Captain put down her utensils then dabbed delicately at her mouth with a blue napkin although there was nothing to clear. Raven sat in silence and waited for the other shoe to drop. She knew this was no friendly chat. Captain was up to something.

“We had differences, Raven.” Raven looked up suspiciously at the phrase – and the use of her nickname. Captain continued, “I understand why you choose that side. We were quick to blame you for what happened to Terra Firma 9. As you know, we had to put the blame on someone and you were the most likely suspect. It was no secret you weren’t entirely happy with us, so it all made sense that you might be behind such a heinous act. But we’ve had time to think. Even if you knew ahead of time what they planned to do, it’s possible you were misled. These are crafty types, Raven. They find any weakness of yours and exploit it. This is what happened to you, isn’t it, Raven?”

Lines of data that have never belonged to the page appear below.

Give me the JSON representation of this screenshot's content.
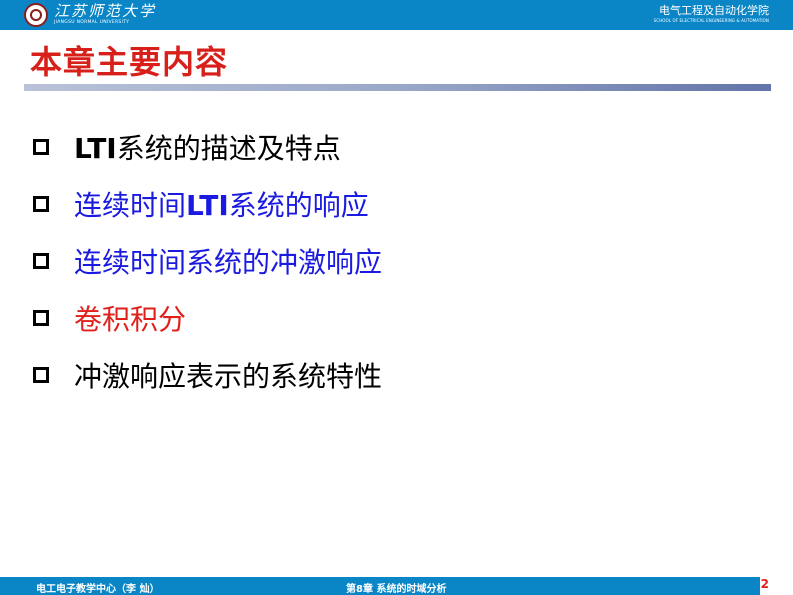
{
  "header": {
    "university_cn": "江苏师范大学",
    "university_en": "JIANGSU NORMAL UNIVERSITY",
    "college_cn": "电气工程及自动化学院",
    "college_en": "SCHOOL OF ELECTRICAL ENGINEERING & AUTOMATION"
  },
  "title": "本章主要内容",
  "items": [
    {
      "prefix": "LTI",
      "text": "系统的描述及特点"
    },
    {
      "lead": "连续时间",
      "prefix": "LTI",
      "text": "系统的响应"
    },
    {
      "text": "连续时间系统的冲激响应"
    },
    {
      "text": "卷积积分"
    },
    {
      "text": "冲激响应表示的系统特性"
    }
  ],
  "colors": {
    "header_bar": "#0a86c7",
    "title": "#d8201b",
    "blue_item": "#1a1ae0",
    "red_item": "#e0201b"
  },
  "footer": {
    "left": "电工电子教学中心（李 灿）",
    "center": "第8章 系统的时域分析",
    "page": "2"
  }
}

Raven didn’t answer. She didn’t even look at Captain. She stared straight in front of her at a spot on the floor that looked just like the rest of the immaculately clean floor. Dex would have told her about a favorite hideaway on Seix.

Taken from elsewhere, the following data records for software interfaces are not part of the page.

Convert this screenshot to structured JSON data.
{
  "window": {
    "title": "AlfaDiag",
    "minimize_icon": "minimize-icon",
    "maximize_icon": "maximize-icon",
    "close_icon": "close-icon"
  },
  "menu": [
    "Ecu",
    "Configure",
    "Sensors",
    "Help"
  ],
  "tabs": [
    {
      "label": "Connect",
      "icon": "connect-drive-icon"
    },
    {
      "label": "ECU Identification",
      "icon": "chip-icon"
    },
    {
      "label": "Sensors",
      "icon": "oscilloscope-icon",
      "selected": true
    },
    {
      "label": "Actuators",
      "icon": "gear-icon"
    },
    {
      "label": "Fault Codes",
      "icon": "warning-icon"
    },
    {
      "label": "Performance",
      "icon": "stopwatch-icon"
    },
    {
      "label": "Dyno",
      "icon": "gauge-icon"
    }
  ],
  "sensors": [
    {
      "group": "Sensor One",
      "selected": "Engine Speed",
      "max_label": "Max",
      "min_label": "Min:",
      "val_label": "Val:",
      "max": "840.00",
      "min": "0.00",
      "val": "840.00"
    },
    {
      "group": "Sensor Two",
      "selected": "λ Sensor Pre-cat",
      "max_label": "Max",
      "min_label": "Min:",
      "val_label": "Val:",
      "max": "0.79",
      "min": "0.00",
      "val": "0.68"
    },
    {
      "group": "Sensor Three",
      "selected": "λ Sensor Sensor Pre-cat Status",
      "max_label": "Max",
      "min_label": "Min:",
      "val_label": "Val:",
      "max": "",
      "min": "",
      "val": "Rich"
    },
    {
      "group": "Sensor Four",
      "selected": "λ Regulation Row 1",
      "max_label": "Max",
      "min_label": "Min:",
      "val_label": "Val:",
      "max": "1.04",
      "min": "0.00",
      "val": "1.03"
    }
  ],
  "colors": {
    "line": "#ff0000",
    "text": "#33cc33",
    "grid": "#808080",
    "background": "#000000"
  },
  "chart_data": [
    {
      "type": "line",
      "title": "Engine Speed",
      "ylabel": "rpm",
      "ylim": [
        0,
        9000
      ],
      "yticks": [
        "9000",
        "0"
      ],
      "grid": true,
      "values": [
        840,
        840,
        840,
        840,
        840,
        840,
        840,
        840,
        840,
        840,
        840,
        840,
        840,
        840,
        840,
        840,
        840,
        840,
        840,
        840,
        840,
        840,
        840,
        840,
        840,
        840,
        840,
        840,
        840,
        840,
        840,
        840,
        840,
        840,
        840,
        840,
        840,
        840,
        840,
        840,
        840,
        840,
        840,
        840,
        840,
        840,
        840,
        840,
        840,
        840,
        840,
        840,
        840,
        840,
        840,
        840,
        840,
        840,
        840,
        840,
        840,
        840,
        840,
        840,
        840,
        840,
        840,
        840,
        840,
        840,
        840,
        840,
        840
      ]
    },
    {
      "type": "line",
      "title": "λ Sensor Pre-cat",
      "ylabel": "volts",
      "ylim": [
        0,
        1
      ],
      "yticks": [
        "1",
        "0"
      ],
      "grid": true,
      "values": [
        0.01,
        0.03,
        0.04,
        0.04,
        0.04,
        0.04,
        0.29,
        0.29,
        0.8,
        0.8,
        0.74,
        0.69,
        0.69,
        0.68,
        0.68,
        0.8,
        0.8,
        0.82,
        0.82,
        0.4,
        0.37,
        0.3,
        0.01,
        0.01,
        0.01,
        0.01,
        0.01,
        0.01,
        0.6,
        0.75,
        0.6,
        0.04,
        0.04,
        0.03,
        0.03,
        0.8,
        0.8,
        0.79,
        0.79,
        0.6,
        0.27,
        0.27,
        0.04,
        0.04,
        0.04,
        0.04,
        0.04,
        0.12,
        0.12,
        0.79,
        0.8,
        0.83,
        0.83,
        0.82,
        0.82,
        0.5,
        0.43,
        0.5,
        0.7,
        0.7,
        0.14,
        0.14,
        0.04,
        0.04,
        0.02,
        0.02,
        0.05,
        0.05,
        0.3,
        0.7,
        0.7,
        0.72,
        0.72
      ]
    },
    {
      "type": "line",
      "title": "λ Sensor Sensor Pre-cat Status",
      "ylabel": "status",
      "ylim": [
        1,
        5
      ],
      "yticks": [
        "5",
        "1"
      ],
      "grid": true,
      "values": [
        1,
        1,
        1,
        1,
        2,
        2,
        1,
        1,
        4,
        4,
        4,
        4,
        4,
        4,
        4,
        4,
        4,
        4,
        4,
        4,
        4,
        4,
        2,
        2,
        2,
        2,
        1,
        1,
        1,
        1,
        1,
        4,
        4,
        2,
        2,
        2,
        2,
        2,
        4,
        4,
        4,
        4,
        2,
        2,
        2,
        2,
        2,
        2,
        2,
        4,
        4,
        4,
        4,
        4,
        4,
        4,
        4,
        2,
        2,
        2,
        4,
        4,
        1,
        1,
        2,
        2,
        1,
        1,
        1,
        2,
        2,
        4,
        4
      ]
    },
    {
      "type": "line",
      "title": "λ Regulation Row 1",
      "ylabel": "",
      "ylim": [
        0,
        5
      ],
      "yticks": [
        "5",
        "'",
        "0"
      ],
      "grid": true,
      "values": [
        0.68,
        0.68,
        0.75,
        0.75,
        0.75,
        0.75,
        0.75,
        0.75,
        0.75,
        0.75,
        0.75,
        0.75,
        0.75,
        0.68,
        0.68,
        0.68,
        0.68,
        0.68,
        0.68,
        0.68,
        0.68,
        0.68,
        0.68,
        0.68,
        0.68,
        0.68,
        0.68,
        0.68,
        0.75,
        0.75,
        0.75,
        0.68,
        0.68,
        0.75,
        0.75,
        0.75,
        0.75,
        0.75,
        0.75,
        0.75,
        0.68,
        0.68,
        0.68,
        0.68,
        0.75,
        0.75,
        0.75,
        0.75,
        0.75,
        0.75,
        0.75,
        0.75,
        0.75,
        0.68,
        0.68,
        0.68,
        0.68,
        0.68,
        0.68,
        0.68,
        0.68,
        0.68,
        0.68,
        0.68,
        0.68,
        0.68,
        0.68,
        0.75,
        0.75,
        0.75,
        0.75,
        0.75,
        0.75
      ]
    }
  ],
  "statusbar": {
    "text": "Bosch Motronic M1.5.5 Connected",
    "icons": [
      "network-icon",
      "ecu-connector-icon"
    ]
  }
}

“Whatever they promised you, Raven, they can’t deliver it. Not like we can. You know the company. You know what we can do.”

Captain stood up and slowly moved from behind the desk to join Raven on the other side. Raven still didn’t move. She thought of something else Dex would tell her, the tendency for families in Evete to avoid living on lower floors of the larger buildings because it made them targets for gangs.

“If there’s anything I know about you, Raven, it’s how much your work and your reputation mean to you. How would you like that again, a chance to clear your name and live your life in peace the way you planned when you left Blue Nova?”

This time, Raven did look up and met the Captain’s eyes. She saw no deceit, but she knew it was there. It was always there with officials from Blue Nova. What made them dangerous was that they believed their own lies.

“You could have it all back. We’ll clear your name. You won’t have to hide in the shadows anymore. We’ll put an infinite supply of credits to your name. Whatever you want will be all yours for the rest of your life.”

Raven stared at the woman a long while until she was certain she detected the lie behind them. Then for the first time since she was kidnapped off Venquo, she spoke.

“At what cost?”

Captain seemed satisfied rather than surprised with the answer. She moved closer to Raven, perhaps weary of their previous interaction.

“You always were a talented pilot, Raven. I had to concede to that on Terra Firma. We know now that you have some experience with combat crafts. Our systems are more advanced and better than anything you might have flown with your ragtag friends. Fly for us and help us end this silly skirmish before it evolves and gets all your friends killed.”

Raven closed her eyes as if she was thinking before taking a deep breath and asking, “And if I refuse.”

Captain walked right over to Raven and delicately lifted her face by the chin. “I think we both know what happens then, dear. I hear Heifri… isn’t very nice this time of year… or any time of year for that matter.”

The thought of Heifri terrified her like none other. However, when the Captain lifted her face, Raven understood the true threat behind the request. Heifri was in the cards, but it wasn’t the only punishment she would receive. The Captain already knew how closely aligned she was with Art and Jimmy. She was already bearing the brunt of the wrath of the almighty Blue Nova, so sending her to Heifri was the final step. The real punishment would be to find Art and Jimmy and make sure they suffered a fate worse than the one she had endured for the past weeks.

“The choice is yours, Raven. It’s also simple. You can either help us end this war now or watch it become a long, drawn out ordeal. Your friends will suffer. Your family on Unone might not make it.”

Raven made no attempt to hide her scowl. If she had any respect for the Captain in any capacity, it was now gone. The woman took her function as the symbol of Blue Nova very seriously and there was no way Raven could sway her. Yet the Captain was clearly shocked when Raven’s eyes pierced through her and she gave her answer.

“I’ll do it.”